What is being asked: Exact copies of the line with "Convert this screenshot" and of all lines after it through the end of the entries are required, and no other lines.

-*-

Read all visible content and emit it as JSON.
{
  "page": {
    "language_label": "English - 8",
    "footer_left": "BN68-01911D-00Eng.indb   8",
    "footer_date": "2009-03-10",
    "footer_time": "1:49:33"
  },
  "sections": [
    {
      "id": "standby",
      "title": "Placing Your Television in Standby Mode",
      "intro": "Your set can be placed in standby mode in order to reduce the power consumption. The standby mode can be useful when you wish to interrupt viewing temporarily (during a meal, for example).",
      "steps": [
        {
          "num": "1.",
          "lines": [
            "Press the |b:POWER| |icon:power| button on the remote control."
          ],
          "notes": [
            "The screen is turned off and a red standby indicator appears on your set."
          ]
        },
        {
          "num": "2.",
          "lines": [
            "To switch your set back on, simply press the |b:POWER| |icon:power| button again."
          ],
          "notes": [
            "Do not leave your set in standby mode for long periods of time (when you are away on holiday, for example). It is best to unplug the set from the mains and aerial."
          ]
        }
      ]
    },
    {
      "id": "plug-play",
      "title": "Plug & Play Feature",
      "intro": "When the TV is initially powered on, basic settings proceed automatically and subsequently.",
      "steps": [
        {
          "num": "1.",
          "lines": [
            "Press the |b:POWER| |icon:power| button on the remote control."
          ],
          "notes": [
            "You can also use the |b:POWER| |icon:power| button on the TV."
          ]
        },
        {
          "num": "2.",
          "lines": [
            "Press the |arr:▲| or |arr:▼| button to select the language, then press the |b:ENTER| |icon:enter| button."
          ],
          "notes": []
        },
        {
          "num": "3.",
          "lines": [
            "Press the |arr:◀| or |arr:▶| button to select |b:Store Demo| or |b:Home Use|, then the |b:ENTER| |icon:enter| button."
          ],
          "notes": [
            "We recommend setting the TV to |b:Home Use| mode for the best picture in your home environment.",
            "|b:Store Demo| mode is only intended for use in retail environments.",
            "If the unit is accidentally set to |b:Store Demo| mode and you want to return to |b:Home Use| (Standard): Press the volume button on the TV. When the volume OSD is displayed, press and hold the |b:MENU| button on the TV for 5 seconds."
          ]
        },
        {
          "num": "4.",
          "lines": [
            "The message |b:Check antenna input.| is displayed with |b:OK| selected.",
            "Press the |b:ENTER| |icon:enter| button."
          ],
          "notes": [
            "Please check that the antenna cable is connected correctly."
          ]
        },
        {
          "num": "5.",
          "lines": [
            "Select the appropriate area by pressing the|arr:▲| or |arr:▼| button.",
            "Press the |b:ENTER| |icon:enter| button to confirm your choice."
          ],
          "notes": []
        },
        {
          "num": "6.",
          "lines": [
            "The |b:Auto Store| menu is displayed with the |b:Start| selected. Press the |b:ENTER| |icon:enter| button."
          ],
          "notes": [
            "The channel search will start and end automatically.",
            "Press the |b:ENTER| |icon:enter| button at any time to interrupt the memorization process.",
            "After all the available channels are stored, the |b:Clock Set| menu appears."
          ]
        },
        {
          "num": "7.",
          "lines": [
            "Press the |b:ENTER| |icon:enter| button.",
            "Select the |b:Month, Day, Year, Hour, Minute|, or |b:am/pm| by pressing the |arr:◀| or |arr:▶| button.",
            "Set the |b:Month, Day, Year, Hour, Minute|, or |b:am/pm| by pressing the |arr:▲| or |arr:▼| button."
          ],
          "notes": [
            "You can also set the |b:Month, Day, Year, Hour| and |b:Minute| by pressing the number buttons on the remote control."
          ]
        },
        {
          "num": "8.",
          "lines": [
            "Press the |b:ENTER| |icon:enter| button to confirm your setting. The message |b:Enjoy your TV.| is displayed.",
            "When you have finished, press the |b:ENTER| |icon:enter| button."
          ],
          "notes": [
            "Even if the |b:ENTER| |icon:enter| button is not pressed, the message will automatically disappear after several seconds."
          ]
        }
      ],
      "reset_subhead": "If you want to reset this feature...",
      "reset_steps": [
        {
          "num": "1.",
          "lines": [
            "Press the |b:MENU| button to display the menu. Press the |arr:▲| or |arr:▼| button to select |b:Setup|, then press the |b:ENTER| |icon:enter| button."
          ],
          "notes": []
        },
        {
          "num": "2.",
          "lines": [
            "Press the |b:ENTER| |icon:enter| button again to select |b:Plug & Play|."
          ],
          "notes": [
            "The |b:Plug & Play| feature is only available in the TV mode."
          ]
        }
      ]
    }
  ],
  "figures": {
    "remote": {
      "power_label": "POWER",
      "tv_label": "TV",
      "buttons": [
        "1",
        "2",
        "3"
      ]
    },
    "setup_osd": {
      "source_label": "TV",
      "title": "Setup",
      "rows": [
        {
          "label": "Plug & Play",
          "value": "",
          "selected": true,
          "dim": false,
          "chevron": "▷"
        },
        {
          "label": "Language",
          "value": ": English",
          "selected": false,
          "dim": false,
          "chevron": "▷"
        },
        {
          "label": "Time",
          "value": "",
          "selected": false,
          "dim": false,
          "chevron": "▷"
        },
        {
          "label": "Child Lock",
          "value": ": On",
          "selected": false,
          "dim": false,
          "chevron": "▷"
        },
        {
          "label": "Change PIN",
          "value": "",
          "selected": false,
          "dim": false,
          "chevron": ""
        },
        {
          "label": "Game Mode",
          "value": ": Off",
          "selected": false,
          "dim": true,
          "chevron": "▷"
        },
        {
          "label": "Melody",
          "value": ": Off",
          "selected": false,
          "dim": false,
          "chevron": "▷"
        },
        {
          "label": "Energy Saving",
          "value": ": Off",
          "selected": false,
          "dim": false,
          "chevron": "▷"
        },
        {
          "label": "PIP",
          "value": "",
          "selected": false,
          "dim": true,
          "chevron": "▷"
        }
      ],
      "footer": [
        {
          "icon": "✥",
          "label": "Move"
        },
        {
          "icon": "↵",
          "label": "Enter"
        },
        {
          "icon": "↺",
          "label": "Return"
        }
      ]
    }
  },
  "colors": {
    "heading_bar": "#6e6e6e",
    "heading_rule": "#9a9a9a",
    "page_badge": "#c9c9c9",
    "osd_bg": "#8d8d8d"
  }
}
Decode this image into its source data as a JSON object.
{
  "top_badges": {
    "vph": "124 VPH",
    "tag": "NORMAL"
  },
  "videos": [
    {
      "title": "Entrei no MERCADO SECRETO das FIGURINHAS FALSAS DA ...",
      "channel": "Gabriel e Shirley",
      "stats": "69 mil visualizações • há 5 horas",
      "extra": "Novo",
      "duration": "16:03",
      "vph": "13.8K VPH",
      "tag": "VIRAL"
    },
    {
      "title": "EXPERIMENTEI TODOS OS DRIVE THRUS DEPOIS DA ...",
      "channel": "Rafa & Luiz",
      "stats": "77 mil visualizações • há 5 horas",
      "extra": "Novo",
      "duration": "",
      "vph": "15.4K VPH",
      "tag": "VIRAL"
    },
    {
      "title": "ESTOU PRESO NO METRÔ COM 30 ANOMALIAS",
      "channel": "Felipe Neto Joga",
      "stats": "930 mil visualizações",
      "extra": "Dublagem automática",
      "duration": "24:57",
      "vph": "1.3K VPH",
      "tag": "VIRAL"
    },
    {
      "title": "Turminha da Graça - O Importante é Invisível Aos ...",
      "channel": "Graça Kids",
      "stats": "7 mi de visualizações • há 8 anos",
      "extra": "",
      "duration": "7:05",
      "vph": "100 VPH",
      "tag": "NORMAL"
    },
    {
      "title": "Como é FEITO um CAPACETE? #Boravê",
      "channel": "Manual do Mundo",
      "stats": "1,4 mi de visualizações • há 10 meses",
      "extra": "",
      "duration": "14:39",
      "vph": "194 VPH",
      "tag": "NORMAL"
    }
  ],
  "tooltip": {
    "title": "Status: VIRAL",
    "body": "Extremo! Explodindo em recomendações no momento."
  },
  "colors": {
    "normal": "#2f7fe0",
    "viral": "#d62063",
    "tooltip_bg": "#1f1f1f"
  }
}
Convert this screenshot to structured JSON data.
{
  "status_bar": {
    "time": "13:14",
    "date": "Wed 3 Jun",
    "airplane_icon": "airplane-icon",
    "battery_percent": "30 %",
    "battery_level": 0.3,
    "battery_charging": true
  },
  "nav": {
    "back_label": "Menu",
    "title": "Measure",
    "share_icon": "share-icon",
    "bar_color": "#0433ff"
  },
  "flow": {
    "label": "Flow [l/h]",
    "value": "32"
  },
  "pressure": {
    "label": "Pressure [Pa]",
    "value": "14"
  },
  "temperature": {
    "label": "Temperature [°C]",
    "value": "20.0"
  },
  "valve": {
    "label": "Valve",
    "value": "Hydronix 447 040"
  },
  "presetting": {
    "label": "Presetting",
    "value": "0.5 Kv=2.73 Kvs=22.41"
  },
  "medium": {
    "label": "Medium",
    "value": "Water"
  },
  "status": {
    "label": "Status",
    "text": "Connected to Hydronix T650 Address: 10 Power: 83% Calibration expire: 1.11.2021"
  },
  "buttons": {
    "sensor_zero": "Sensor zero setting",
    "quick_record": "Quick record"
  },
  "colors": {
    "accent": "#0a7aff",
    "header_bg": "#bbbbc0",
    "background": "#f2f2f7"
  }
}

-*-

Answer:
Convert this screenshot to structured JSON data.
{
  "status_bar": {
    "time": "13:14",
    "date": "Wed 3 Jun",
    "airplane_icon": "airplane-icon",
    "battery_percent": "30 %",
    "battery_level": 0.3,
    "battery_charging": true
  },
  "nav": {
    "back_label": "Menu",
    "title": "Measure",
    "share_icon": "share-icon",
    "bar_color": "#0433ff"
  },
  "flow": {
    "label": "Flow [l/h]",
    "value": "32"
  },
  "pressure": {
    "label": "Pressure [Pa]",
    "value": "14"
  },
  "temperature": {
    "label": "Temperature [°C]",
    "value": "20.0"
  },
  "valve": {
    "label": "Valve",
    "value": "Hydronix 447 040"
  },
  "presetting": {
    "label": "Presetting",
    "value": "0.5 Kv=2.73 Kvs=22.41"
  },
  "medium": {
    "label": "Medium",
    "value": "Water"
  },
  "status": {
    "label": "Status",
    "text": "Connected to Hydronix T650 Address: 10 Power: 83% Calibration expire: 1.11.2021"
  },
  "buttons": {
    "sensor_zero": "Sensor zero setting",
    "quick_record": "Quick record"
  },
  "colors": {
    "accent": "#0a7aff",
    "header_bg": "#bbbbc0",
    "background": "#f2f2f7"
  }
}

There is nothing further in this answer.